» **EXERCISE**
Within the records below, find each line that holds the string "JSON", then copy it.

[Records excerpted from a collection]
::::::::

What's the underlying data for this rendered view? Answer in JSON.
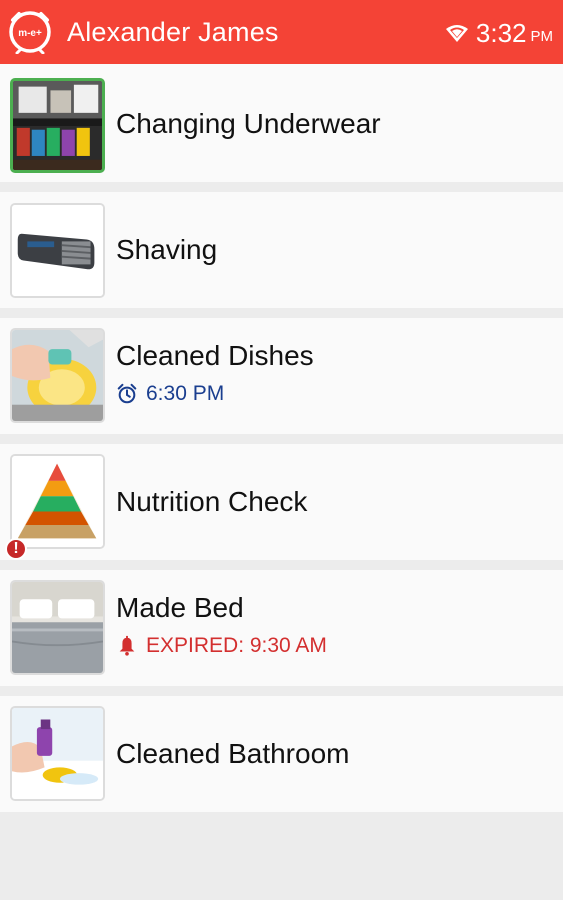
{
  "header": {
    "logo_text": "m-e+",
    "user_name": "Alexander James",
    "time": "3:32",
    "ampm": "PM",
    "bar_color": "#f44336"
  },
  "tasks": [
    {
      "title": "Changing Underwear",
      "image": "underwear-drawer-image",
      "selected": true
    },
    {
      "title": "Shaving",
      "image": "electric-shaver-image"
    },
    {
      "title": "Cleaned Dishes",
      "image": "dish-washing-image",
      "subtitle": "6:30 PM",
      "subtitle_icon": "alarm-clock-icon",
      "subtitle_color": "#1a3e8f"
    },
    {
      "title": "Nutrition Check",
      "image": "food-pyramid-image",
      "alert": "!"
    },
    {
      "title": "Made Bed",
      "image": "made-bed-image",
      "subtitle": "EXPIRED: 9:30 AM",
      "subtitle_icon": "bell-alert-icon",
      "subtitle_color": "#d32f2f"
    },
    {
      "title": "Cleaned Bathroom",
      "image": "bathroom-cleaning-image"
    }
  ]
}
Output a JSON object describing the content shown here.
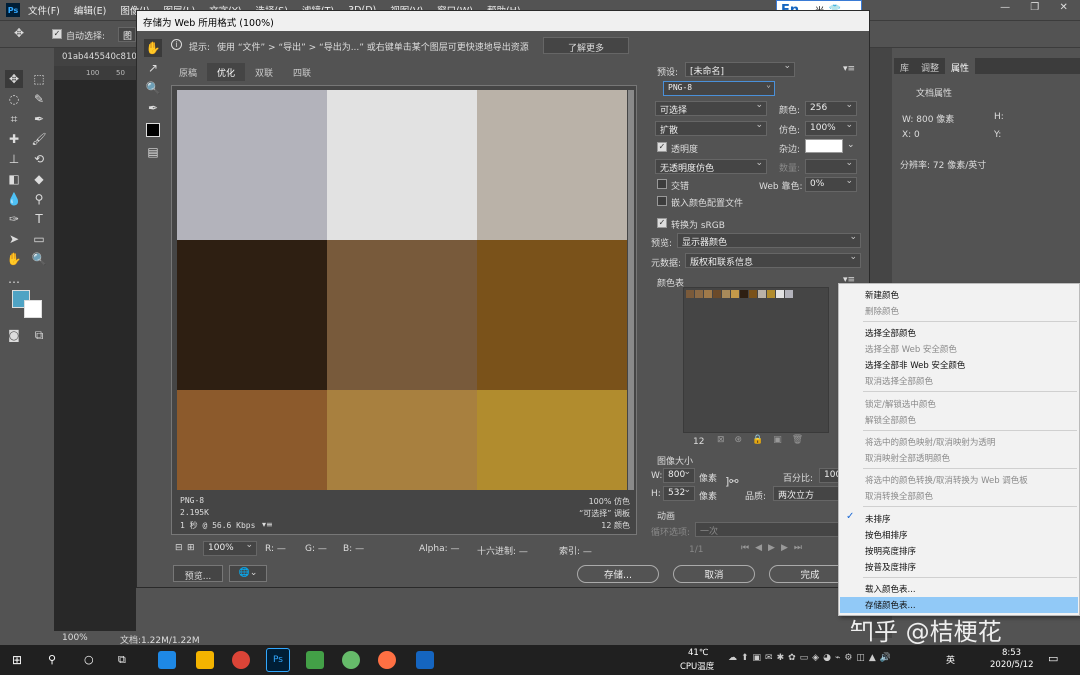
{
  "menu": {
    "logo": "Ps",
    "items": [
      "文件(F)",
      "编辑(E)",
      "图像(I)",
      "图层(L)",
      "文字(Y)",
      "选择(S)",
      "滤镜(T)",
      "3D(D)",
      "视图(V)",
      "窗口(W)",
      "帮助(H)"
    ]
  },
  "ime": {
    "label": "En",
    "extra": "·, 半"
  },
  "options": {
    "auto_select": "自动选择:",
    "auto_select_value": "图层"
  },
  "doc_tab": {
    "name": "01ab445540c810"
  },
  "ruler_ticks": [
    "100",
    "50"
  ],
  "dialog": {
    "title": "存储为 Web 所用格式 (100%)",
    "hint_prefix": "提示:",
    "hint": "使用 “文件” > “导出” > “导出为...” 或右键单击某个图层可更快速地导出资源",
    "learn_more": "了解更多",
    "tabs": [
      "原稿",
      "优化",
      "双联",
      "四联"
    ],
    "swatch_colors": [
      "#b3b3bb",
      "#e2e2e2",
      "#bab2a8",
      "#2e1f12",
      "#785a3b",
      "#7a521a",
      "#8c5a2c",
      "#a8803f",
      "#b18c2e"
    ],
    "info_left": [
      "PNG-8",
      "2.195K",
      "1 秒 @ 56.6 Kbps"
    ],
    "info_right": [
      "100% 仿色",
      "“可选择” 调板",
      "12 颜色"
    ],
    "bottom_bar": {
      "zoom": "100%",
      "r": "R: —",
      "g": "G: —",
      "b": "B: —",
      "alpha": "Alpha: —",
      "hex": "十六进制: —",
      "index": "索引: —"
    },
    "preview_btn": "预览...",
    "save_btn": "存储...",
    "cancel_btn": "取消",
    "done_btn": "完成",
    "preset_label": "预设:",
    "preset_value": "[未命名]",
    "format": "PNG-8",
    "reduction": "可选择",
    "colors_label": "颜色:",
    "colors_value": "256",
    "dither_algo": "扩散",
    "dither_label": "仿色:",
    "dither_value": "100%",
    "transparency": "透明度",
    "matte_label": "杂边:",
    "trans_dither": "无透明度仿色",
    "amount_label": "数量:",
    "interlaced": "交错",
    "web_snap_label": "Web 靠色:",
    "web_snap_value": "0%",
    "embed_profile": "嵌入颜色配置文件",
    "convert_srgb": "转换为 sRGB",
    "preview_label": "预览:",
    "preview_value": "显示器颜色",
    "metadata_label": "元数据:",
    "metadata_value": "版权和联系信息",
    "color_table_label": "颜色表",
    "table_colors": [
      "#7a5a3a",
      "#8c6a45",
      "#a07a4a",
      "#6b4a2a",
      "#a88a5a",
      "#c49a4a",
      "#2e1f12",
      "#7a521a",
      "#bab2a8",
      "#b18c2e",
      "#e2e2e2",
      "#b3b3bb"
    ],
    "color_count": "12",
    "image_size_label": "图像大小",
    "w_label": "W:",
    "w_value": "800",
    "h_label": "H:",
    "h_value": "532",
    "px": "像素",
    "percent_label": "百分比:",
    "percent_value": "100",
    "quality_label": "品质:",
    "quality_value": "两次立方",
    "anim_label": "动画",
    "loop_label": "循环选项:",
    "loop_value": "一次",
    "frame": "1/1"
  },
  "context_menu": {
    "items": [
      {
        "label": "新建颜色",
        "disabled": false
      },
      {
        "label": "删除颜色",
        "disabled": true
      },
      {
        "label": "选择全部颜色",
        "disabled": false
      },
      {
        "label": "选择全部 Web 安全颜色",
        "disabled": true
      },
      {
        "label": "选择全部非 Web 安全颜色",
        "disabled": false
      },
      {
        "label": "取消选择全部颜色",
        "disabled": true
      },
      {
        "label": "锁定/解锁选中颜色",
        "disabled": true
      },
      {
        "label": "解锁全部颜色",
        "disabled": true
      },
      {
        "label": "将选中的颜色映射/取消映射为透明",
        "disabled": true
      },
      {
        "label": "取消映射全部透明颜色",
        "disabled": true
      },
      {
        "label": "将选中的颜色转换/取消转换为 Web 调色板",
        "disabled": true
      },
      {
        "label": "取消转换全部颜色",
        "disabled": true
      },
      {
        "label": "未排序",
        "disabled": false,
        "checked": true
      },
      {
        "label": "按色相排序",
        "disabled": false
      },
      {
        "label": "按明亮度排序",
        "disabled": false
      },
      {
        "label": "按普及度排序",
        "disabled": false
      },
      {
        "label": "载入颜色表...",
        "disabled": false
      },
      {
        "label": "存储颜色表...",
        "disabled": false,
        "highlighted": true
      }
    ]
  },
  "right_panel": {
    "tabs": [
      "库",
      "调整",
      "属性"
    ],
    "doc_props": "文档属性",
    "w": "W: 800 像素",
    "h": "H:",
    "x": "X: 0",
    "y": "Y:",
    "resolution": "分辨率: 72 像素/英寸"
  },
  "status": {
    "zoom": "100%",
    "doc": "文档:1.22M/1.22M"
  },
  "watermark": "知乎 @桔梗花",
  "taskbar": {
    "temp": "41℃",
    "temp_label": "CPU温度",
    "lang": "英",
    "time": "8:53",
    "date": "2020/5/12"
  }
}
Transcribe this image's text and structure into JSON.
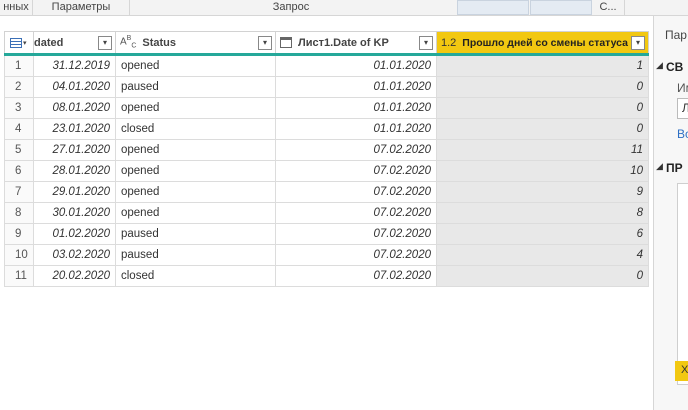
{
  "ribbon": {
    "groups": [
      "нных",
      "Параметры",
      "Запрос",
      "С..."
    ]
  },
  "right_pane": {
    "title": "Пар",
    "section1": "СВ",
    "label1": "Им",
    "input_value": "Л",
    "link": "Вс",
    "section2": "ПР",
    "step_mark": "Х"
  },
  "columns": [
    {
      "label": "dated",
      "type_icon": "calendar-icon"
    },
    {
      "label": "Status",
      "type_icon": "ABC"
    },
    {
      "label": "Лист1.Date of KP",
      "type_icon": "calendar-icon"
    },
    {
      "label": "Прошло дней со смены статуса",
      "type_icon": "1.2"
    }
  ],
  "rows": [
    {
      "i": "1",
      "d": "31.12.2019",
      "s": "opened",
      "kp": "01.01.2020",
      "n": "1"
    },
    {
      "i": "2",
      "d": "04.01.2020",
      "s": "paused",
      "kp": "01.01.2020",
      "n": "0"
    },
    {
      "i": "3",
      "d": "08.01.2020",
      "s": "opened",
      "kp": "01.01.2020",
      "n": "0"
    },
    {
      "i": "4",
      "d": "23.01.2020",
      "s": "closed",
      "kp": "01.01.2020",
      "n": "0"
    },
    {
      "i": "5",
      "d": "27.01.2020",
      "s": "opened",
      "kp": "07.02.2020",
      "n": "11"
    },
    {
      "i": "6",
      "d": "28.01.2020",
      "s": "opened",
      "kp": "07.02.2020",
      "n": "10"
    },
    {
      "i": "7",
      "d": "29.01.2020",
      "s": "opened",
      "kp": "07.02.2020",
      "n": "9"
    },
    {
      "i": "8",
      "d": "30.01.2020",
      "s": "opened",
      "kp": "07.02.2020",
      "n": "8"
    },
    {
      "i": "9",
      "d": "01.02.2020",
      "s": "paused",
      "kp": "07.02.2020",
      "n": "6"
    },
    {
      "i": "10",
      "d": "03.02.2020",
      "s": "paused",
      "kp": "07.02.2020",
      "n": "4"
    },
    {
      "i": "11",
      "d": "20.02.2020",
      "s": "closed",
      "kp": "07.02.2020",
      "n": "0"
    }
  ],
  "colors": {
    "accent": "#f2c811",
    "quality_bar": "#25a89a",
    "link": "#2e6fc4"
  }
}
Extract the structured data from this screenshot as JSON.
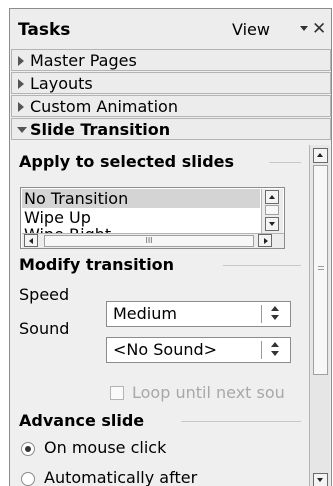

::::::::

» **ANSWER TO THE PROBLEM**
What's the underlying data for this rendered view? Answer in JSON.
Output a JSON object describing the content shown here.
Transcribe this image's text and structure into JSON.
Extract the structured data from this screenshot as JSON.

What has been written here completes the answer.